We acknowledge helpful comments from Yan Chen, Martin Dufwenberg, Guillaume Fréchette, Jacob Goeree, Ulrike Malmendier, Uri Simonsohn, and Priscilla Williams, as well as seminar audiences at the Stanford Institute of Theoretical Economics, the Santa Barbara Conference on Communication and Incentives, the ESA meeting in Tucson, the ESA meeting in Lyon, CIDE in Mexico City, and Harvard University. Special thanks go to a co-editor and three anonymous referees, who suggested the second study with the biological measures reported in the paper. Charness and Gneezy each acknowledge support from the National Science Foundation.
Incentives to Exercise
Version of Record online: 21 MAY 2009
© 2009 The Econometric Society
Volume 77, Issue 3, pages 909–931, May 2009
How to Cite
Charness, G. and Gneezy, U. (2009), Incentives to Exercise. Econometrica, 77: 909–931. doi: 10.3982/ECTA7416
- Issue online: 21 MAY 2009
- Version of Record online: 21 MAY 2009
- Manuscript received September, 2007; final revision received December, 2008.
- field experiment;
- habit formation;

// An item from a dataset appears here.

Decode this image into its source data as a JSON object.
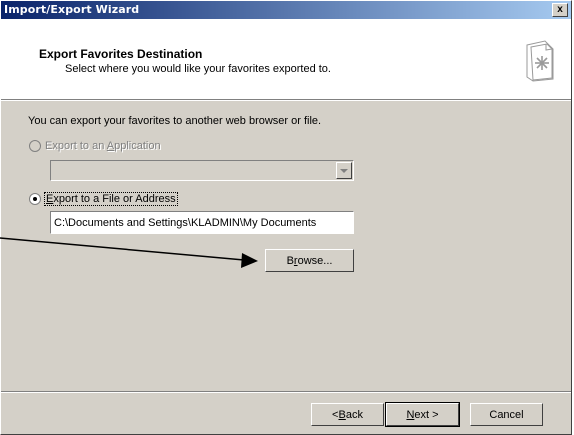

Can incentives be effective in encouraging the development of good habits? We investigate the post-intervention effects of paying people to attend a gym a number of times during one month. In two studies we find marked attendance increases after the intervention relative to attendance changes for the respective control groups. This is entirely driven by people who did not previously attend the gym on a regular basis. In our second study, we find improvements on health indicators such as weight, waist size, and pulse rate, suggesting the intervention led to a net increase in total physical activity rather than to a substitution away from nonincentivized ones. We argue that there is scope for financial intervention in habit formation, particularly in the area of health.